===== Record set

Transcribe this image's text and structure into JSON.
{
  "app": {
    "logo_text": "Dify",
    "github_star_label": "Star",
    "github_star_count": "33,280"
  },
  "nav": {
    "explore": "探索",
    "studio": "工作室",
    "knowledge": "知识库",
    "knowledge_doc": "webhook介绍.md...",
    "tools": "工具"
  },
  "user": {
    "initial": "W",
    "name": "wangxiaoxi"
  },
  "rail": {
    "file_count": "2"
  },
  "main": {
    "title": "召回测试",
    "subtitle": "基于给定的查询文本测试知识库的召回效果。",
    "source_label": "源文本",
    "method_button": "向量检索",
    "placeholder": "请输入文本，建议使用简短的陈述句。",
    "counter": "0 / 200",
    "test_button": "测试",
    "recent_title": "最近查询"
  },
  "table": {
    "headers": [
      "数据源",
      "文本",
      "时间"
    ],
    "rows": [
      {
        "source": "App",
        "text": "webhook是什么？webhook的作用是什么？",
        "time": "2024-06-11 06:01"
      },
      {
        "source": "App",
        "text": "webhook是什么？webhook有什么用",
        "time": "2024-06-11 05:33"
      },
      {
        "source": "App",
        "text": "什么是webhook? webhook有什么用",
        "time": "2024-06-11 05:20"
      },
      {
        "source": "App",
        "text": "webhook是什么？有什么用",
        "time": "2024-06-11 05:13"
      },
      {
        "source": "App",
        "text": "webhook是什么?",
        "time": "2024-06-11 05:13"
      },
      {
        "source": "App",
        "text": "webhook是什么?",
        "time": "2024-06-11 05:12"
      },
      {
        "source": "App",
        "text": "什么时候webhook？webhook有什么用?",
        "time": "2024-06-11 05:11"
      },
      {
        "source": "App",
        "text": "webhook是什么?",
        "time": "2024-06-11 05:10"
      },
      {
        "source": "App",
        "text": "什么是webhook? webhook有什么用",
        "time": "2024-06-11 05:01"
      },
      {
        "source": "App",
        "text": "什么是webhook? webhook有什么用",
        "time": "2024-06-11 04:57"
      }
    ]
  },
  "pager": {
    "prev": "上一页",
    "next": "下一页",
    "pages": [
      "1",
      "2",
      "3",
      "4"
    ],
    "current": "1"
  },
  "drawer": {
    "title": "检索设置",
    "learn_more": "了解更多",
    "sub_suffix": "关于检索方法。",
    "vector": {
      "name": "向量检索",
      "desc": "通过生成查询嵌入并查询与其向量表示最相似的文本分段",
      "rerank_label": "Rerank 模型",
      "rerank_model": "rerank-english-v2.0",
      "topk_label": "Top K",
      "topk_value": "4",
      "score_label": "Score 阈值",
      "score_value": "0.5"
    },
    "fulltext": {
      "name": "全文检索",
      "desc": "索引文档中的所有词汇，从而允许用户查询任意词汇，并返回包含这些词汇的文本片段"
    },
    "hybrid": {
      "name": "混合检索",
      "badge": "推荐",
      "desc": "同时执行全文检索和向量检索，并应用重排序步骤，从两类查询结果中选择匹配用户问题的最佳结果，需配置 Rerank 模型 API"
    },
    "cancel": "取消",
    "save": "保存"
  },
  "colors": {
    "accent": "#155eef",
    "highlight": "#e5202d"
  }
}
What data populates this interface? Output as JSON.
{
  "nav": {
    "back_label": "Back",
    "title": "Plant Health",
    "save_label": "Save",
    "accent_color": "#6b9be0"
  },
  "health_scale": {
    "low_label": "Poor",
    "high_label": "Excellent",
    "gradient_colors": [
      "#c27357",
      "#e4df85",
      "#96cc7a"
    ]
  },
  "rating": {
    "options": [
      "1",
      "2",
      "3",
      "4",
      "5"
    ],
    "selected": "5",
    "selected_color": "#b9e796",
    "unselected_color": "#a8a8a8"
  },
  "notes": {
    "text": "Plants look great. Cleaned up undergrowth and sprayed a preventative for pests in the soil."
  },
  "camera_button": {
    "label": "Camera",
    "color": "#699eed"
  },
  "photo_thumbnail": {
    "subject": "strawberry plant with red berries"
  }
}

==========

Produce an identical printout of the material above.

Transcribe this image's text and structure into JSON.
{
  "app": {
    "logo_text": "Dify",
    "github_star_label": "Star",
    "github_star_count": "33,280"
  },
  "nav": {
    "explore": "探索",
    "studio": "工作室",
    "knowledge": "知识库",
    "knowledge_doc": "webhook介绍.md...",
    "tools": "工具"
  },
  "user": {
    "initial": "W",
    "name": "wangxiaoxi"
  },
  "rail": {
    "file_count": "2"
  },
  "main": {
    "title": "召回测试",
    "subtitle": "基于给定的查询文本测试知识库的召回效果。",
    "source_label": "源文本",
    "method_button": "向量检索",
    "placeholder": "请输入文本，建议使用简短的陈述句。",
    "counter": "0 / 200",
    "test_button": "测试",
    "recent_title": "最近查询"
  },
  "table": {
    "headers": [
      "数据源",
      "文本",
      "时间"
    ],
    "rows": [
      {
        "source": "App",
        "text": "webhook是什么？webhook的作用是什么？",
        "time": "2024-06-11 06:01"
      },
      {
        "source": "App",
        "text": "webhook是什么？webhook有什么用",
        "time": "2024-06-11 05:33"
      },
      {
        "source": "App",
        "text": "什么是webhook? webhook有什么用",
        "time": "2024-06-11 05:20"
      },
      {
        "source": "App",
        "text": "webhook是什么？有什么用",
        "time": "2024-06-11 05:13"
      },
      {
        "source": "App",
        "text": "webhook是什么?",
        "time": "2024-06-11 05:13"
      },
      {
        "source": "App",
        "text": "webhook是什么?",
        "time": "2024-06-11 05:12"
      },
      {
        "source": "App",
        "text": "什么时候webhook？webhook有什么用?",
        "time": "2024-06-11 05:11"
      },
      {
        "source": "App",
        "text": "webhook是什么?",
        "time": "2024-06-11 05:10"
      },
      {
        "source": "App",
        "text": "什么是webhook? webhook有什么用",
        "time": "2024-06-11 05:01"
      },
      {
        "source": "App",
        "text": "什么是webhook? webhook有什么用",
        "time": "2024-06-11 04:57"
      }
    ]
  },
  "pager": {
    "prev": "上一页",
    "next": "下一页",
    "pages": [
      "1",
      "2",
      "3",
      "4"
    ],
    "current": "1"
  },
  "drawer": {
    "title": "检索设置",
    "learn_more": "了解更多",
    "sub_suffix": "关于检索方法。",
    "vector": {
      "name": "向量检索",
      "desc": "通过生成查询嵌入并查询与其向量表示最相似的文本分段",
      "rerank_label": "Rerank 模型",
      "rerank_model": "rerank-english-v2.0",
      "topk_label": "Top K",
      "topk_value": "4",
      "score_label": "Score 阈值",
      "score_value": "0.5"
    },
    "fulltext": {
      "name": "全文检索",
      "desc": "索引文档中的所有词汇，从而允许用户查询任意词汇，并返回包含这些词汇的文本片段"
    },
    "hybrid": {
      "name": "混合检索",
      "badge": "推荐",
      "desc": "同时执行全文检索和向量检索，并应用重排序步骤，从两类查询结果中选择匹配用户问题的最佳结果，需配置 Rerank 模型 API"
    },
    "cancel": "取消",
    "save": "保存"
  },
  "colors": {
    "accent": "#155eef",
    "highlight": "#e5202d"
  }
}
What data populates this interface? Output as JSON.
{
  "nav": {
    "back_label": "Back",
    "title": "Plant Health",
    "save_label": "Save",
    "accent_color": "#6b9be0"
  },
  "health_scale": {
    "low_label": "Poor",
    "high_label": "Excellent",
    "gradient_colors": [
      "#c27357",
      "#e4df85",
      "#96cc7a"
    ]
  },
  "rating": {
    "options": [
      "1",
      "2",
      "3",
      "4",
      "5"
    ],
    "selected": "5",
    "selected_color": "#b9e796",
    "unselected_color": "#a8a8a8"
  },
  "notes": {
    "text": "Plants look great. Cleaned up undergrowth and sprayed a preventative for pests in the soil."
  },
  "camera_button": {
    "label": "Camera",
    "color": "#699eed"
  },
  "photo_thumbnail": {
    "subject": "strawberry plant with red berries"
  }
}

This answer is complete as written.